[Items from a dataset]
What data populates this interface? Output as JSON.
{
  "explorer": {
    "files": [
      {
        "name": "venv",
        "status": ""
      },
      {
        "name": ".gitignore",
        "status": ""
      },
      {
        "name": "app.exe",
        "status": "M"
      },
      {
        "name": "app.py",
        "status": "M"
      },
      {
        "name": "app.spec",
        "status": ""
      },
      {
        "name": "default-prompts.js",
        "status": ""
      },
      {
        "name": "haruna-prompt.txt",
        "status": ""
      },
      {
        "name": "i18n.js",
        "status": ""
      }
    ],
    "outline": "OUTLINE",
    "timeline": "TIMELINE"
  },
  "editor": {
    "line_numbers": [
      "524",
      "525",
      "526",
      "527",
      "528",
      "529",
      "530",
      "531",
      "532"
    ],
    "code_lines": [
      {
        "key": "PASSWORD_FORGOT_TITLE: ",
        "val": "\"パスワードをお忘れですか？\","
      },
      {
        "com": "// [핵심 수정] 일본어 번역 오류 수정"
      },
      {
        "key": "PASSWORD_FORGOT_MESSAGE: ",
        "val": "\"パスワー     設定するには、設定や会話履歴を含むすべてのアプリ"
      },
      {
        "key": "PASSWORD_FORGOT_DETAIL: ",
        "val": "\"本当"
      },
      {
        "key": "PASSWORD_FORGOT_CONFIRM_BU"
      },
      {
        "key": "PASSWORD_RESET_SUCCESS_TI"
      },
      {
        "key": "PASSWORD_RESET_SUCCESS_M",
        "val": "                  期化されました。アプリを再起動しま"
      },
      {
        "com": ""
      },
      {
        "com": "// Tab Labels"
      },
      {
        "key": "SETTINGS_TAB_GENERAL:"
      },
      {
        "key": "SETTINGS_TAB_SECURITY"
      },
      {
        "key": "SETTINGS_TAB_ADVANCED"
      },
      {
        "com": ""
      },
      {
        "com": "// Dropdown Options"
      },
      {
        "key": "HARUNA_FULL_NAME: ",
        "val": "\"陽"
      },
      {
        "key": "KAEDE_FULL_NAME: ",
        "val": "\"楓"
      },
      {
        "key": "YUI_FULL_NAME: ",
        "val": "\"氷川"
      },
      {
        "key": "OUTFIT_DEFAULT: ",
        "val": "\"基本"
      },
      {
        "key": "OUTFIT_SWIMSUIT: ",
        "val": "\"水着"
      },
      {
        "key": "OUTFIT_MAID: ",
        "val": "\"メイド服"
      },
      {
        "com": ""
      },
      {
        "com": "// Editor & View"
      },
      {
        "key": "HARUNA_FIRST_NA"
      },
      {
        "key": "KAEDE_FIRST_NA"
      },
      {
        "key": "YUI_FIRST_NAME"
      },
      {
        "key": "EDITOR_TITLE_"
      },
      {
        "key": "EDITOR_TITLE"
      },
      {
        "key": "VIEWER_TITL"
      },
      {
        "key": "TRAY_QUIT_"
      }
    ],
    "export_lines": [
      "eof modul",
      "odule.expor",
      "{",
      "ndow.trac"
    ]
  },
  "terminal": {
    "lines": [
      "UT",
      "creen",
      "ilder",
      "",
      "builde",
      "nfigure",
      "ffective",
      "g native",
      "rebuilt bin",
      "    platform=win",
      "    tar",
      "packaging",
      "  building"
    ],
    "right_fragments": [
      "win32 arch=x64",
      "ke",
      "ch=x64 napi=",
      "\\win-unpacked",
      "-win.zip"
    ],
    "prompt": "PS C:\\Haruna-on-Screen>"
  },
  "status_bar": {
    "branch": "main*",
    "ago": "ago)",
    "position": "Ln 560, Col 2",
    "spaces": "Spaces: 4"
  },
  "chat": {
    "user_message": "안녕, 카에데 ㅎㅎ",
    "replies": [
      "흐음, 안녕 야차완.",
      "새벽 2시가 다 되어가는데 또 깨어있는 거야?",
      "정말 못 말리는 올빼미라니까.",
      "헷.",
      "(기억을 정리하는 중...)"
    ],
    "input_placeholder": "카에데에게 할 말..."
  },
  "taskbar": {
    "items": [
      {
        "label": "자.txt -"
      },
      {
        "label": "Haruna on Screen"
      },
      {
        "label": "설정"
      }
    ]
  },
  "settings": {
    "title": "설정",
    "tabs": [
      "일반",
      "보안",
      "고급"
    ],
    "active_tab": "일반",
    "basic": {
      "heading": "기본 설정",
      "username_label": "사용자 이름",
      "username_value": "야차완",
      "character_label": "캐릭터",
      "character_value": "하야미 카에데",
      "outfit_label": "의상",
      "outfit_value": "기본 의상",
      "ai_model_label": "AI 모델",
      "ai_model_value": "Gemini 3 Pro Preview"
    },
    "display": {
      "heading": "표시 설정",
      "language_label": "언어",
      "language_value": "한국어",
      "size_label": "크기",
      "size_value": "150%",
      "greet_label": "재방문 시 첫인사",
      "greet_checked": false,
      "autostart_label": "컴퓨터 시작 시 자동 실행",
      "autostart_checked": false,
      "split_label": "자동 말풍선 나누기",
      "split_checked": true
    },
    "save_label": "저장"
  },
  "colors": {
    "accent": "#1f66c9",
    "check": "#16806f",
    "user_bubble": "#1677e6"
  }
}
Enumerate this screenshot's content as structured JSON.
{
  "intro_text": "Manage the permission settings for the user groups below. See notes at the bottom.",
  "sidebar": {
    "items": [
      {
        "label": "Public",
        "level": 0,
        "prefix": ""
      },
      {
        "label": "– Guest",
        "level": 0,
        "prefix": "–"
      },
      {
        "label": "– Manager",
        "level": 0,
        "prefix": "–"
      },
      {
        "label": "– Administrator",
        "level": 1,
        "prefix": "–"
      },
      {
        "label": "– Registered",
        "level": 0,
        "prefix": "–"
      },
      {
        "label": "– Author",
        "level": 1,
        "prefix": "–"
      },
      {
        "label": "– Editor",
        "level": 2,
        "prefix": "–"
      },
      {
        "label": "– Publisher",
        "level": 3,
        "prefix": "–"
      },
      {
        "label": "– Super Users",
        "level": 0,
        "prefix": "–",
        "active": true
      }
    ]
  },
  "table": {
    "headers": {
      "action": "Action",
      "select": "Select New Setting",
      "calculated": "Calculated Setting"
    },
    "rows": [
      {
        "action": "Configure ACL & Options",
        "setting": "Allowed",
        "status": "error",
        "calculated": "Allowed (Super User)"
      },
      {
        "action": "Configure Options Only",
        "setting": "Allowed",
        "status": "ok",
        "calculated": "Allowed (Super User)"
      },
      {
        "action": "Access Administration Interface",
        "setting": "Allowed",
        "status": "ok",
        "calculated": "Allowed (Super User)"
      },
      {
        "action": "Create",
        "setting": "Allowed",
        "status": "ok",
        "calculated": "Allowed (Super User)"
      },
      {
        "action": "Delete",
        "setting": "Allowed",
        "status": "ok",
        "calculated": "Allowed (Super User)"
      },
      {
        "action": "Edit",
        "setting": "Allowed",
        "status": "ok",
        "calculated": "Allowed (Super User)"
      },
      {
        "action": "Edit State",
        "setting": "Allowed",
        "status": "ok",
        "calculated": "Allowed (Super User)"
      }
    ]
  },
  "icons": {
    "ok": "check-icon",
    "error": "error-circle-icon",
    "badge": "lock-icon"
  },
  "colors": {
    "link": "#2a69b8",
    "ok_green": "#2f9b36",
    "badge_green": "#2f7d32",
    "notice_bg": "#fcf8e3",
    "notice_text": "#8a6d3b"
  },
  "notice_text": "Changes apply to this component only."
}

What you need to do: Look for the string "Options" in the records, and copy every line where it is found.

Answer section:
        "com": "// Dropdown Options"
        "action": "Configure ACL & Options",
        "action": "Configure Options Only",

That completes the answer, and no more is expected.